= REQUIRED ACTION =
Exactly how many lines below mention "close"? Answer with that number alone.

= Data items =
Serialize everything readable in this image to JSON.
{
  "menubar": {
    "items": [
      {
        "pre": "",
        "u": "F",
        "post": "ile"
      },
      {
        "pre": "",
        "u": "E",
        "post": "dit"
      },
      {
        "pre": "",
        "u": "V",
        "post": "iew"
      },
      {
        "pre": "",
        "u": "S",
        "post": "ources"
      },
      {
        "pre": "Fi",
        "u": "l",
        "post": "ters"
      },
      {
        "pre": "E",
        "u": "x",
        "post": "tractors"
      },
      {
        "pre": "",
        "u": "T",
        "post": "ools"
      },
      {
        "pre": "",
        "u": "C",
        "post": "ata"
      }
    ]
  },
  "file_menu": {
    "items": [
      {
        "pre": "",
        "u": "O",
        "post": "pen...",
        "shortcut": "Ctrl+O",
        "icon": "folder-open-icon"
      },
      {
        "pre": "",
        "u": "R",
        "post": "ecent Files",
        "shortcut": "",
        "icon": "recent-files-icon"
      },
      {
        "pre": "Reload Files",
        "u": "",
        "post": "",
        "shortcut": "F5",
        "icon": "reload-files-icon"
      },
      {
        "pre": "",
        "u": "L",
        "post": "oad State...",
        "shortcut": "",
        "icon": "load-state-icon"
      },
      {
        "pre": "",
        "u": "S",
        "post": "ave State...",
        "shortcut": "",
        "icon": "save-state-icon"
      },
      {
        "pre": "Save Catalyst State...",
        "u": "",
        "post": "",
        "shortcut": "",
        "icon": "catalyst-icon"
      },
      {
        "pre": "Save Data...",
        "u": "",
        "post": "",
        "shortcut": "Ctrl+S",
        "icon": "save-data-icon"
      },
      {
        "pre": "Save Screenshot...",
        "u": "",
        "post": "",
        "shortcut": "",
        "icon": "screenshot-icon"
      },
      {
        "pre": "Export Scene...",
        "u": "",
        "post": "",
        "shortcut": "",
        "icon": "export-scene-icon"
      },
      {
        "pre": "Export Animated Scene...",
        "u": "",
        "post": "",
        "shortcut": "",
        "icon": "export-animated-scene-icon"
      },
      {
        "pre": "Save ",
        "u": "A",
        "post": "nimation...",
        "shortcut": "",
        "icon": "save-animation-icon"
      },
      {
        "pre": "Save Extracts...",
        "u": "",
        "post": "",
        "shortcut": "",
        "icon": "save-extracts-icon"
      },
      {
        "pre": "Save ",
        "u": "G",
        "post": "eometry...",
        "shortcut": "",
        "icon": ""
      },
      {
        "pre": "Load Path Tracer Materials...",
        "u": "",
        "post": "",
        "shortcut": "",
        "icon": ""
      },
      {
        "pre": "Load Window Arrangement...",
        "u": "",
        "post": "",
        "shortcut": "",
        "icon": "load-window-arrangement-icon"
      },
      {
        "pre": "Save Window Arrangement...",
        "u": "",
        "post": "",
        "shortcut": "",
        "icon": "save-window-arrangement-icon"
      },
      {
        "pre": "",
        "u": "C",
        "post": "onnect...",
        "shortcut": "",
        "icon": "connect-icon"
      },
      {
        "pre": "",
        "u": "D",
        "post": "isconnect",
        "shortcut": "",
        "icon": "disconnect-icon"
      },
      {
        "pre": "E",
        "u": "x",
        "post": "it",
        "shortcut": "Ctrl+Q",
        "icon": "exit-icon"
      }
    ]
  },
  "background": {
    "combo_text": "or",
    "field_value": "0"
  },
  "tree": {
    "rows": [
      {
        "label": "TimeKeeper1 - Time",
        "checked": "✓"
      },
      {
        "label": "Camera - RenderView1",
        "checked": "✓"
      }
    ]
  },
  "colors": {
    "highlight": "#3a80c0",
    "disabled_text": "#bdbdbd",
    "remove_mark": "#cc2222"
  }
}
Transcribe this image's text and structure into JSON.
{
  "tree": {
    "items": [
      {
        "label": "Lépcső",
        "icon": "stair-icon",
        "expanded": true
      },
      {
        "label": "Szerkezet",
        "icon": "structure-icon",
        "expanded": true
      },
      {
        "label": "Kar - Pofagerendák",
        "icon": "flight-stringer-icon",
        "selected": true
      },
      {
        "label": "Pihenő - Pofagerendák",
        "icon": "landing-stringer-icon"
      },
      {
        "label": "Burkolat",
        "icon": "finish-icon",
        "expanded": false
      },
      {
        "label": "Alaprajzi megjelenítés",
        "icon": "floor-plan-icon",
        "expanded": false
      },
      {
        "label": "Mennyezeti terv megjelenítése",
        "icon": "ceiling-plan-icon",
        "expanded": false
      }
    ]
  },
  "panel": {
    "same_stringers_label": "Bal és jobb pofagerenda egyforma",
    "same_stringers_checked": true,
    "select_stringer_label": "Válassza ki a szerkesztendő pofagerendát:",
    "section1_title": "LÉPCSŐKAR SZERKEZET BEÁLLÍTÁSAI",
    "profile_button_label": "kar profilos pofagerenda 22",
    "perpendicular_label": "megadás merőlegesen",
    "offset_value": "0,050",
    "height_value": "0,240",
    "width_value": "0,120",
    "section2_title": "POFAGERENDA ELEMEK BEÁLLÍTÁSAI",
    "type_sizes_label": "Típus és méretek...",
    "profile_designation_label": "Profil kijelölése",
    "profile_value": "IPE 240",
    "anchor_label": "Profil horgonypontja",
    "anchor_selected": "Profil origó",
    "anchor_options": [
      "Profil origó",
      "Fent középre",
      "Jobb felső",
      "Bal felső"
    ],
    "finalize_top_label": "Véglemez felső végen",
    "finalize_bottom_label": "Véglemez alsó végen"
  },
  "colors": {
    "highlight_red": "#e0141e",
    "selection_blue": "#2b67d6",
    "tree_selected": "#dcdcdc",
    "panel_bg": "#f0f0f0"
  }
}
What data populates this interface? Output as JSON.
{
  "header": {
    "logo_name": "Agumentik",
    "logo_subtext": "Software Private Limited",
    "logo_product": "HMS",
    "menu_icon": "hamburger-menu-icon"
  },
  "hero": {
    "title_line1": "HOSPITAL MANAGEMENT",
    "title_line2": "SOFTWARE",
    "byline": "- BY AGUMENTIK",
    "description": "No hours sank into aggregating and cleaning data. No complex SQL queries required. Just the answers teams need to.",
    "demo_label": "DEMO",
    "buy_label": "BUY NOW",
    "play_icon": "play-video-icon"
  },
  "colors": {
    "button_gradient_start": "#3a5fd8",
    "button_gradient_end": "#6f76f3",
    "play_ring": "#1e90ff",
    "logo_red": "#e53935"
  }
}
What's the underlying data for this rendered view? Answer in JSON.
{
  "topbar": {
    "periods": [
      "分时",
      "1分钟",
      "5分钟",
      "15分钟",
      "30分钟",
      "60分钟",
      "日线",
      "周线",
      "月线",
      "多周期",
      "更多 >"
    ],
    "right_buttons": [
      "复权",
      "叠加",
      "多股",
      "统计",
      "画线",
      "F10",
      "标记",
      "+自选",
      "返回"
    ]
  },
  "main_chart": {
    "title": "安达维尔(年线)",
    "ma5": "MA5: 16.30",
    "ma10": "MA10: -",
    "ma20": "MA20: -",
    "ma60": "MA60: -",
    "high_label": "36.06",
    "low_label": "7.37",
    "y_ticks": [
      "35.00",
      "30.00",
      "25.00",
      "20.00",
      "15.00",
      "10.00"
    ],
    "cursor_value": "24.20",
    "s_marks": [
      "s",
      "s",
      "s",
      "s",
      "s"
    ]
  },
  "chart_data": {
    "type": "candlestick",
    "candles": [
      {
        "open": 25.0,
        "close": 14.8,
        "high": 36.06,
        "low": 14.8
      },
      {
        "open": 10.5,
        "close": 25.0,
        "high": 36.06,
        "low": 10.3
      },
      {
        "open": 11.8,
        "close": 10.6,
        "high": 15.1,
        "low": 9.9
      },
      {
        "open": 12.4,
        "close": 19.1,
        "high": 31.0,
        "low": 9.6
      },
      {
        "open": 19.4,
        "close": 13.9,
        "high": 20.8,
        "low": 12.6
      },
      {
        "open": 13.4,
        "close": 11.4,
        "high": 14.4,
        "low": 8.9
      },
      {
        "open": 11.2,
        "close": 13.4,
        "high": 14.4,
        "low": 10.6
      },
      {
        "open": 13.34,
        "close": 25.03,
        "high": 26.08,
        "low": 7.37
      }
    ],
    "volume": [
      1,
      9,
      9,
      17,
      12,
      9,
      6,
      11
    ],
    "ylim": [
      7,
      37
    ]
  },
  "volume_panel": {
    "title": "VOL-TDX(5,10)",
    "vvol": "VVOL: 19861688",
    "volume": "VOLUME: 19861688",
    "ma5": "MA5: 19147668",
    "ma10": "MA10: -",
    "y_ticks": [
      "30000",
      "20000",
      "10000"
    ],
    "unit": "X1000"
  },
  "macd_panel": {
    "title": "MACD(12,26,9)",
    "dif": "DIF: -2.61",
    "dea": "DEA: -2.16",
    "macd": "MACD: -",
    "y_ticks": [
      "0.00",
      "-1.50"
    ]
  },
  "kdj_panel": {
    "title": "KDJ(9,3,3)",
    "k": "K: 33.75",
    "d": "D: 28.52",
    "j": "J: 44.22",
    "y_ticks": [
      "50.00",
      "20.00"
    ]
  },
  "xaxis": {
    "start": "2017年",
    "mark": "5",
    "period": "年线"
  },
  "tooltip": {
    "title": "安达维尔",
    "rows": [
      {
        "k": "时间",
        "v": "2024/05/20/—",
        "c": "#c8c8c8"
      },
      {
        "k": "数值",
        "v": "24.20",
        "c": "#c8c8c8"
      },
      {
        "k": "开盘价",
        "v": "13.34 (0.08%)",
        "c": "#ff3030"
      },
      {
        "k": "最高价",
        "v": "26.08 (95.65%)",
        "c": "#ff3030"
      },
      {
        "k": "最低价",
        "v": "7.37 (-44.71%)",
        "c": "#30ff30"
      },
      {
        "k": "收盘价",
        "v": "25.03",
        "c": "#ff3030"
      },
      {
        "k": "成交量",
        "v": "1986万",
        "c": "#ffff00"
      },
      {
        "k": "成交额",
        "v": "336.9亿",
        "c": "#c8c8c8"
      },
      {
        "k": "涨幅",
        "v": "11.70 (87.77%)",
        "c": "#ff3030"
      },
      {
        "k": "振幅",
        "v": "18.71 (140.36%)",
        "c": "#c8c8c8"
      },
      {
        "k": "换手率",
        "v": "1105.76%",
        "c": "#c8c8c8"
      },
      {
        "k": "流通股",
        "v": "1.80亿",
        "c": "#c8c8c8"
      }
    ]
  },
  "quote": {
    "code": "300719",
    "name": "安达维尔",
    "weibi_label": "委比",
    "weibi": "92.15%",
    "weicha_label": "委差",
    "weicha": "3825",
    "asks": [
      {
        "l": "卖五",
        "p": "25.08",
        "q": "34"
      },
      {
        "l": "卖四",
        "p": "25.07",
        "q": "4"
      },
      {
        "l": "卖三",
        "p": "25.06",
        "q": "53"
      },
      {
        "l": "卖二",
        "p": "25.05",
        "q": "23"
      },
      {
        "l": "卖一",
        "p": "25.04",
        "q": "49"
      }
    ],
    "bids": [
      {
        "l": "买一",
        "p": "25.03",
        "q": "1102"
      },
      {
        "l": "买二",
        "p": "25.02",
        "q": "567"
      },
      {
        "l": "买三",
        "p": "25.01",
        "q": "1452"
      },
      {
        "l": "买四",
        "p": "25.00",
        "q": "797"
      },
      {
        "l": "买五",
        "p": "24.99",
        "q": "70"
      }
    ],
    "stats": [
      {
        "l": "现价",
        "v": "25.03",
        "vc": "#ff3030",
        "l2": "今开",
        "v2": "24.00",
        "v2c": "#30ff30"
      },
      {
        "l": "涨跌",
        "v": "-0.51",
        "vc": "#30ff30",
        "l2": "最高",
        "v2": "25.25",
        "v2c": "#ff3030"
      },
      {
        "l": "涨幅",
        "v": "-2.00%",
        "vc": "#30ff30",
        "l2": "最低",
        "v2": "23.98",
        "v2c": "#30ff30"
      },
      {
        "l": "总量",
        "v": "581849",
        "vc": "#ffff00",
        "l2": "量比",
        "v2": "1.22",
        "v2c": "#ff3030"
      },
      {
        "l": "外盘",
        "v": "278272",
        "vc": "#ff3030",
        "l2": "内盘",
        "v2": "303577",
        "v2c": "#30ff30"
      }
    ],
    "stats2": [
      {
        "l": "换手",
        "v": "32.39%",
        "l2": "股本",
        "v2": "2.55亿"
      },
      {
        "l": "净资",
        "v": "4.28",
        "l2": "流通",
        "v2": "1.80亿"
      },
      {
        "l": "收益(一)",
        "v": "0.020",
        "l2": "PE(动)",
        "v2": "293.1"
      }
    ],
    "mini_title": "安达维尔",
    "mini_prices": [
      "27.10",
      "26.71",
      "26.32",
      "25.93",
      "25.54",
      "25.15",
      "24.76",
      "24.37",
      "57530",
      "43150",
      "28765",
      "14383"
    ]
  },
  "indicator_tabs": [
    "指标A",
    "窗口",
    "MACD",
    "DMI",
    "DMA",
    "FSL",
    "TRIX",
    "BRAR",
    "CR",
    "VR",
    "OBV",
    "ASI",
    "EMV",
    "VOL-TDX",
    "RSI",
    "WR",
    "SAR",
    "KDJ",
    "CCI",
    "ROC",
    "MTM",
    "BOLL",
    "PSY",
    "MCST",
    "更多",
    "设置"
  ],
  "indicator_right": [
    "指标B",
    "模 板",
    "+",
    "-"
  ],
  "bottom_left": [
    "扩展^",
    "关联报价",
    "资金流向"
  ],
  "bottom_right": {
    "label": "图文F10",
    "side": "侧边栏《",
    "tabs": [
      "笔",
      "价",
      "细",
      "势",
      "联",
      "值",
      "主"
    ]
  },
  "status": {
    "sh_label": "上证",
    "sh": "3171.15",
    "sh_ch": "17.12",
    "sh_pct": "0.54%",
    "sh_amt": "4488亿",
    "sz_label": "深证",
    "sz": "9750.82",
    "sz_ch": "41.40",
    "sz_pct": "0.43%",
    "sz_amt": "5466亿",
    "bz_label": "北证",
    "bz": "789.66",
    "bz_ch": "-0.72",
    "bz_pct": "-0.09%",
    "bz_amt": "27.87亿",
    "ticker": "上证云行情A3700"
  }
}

= SOLVED EXERCISE =
8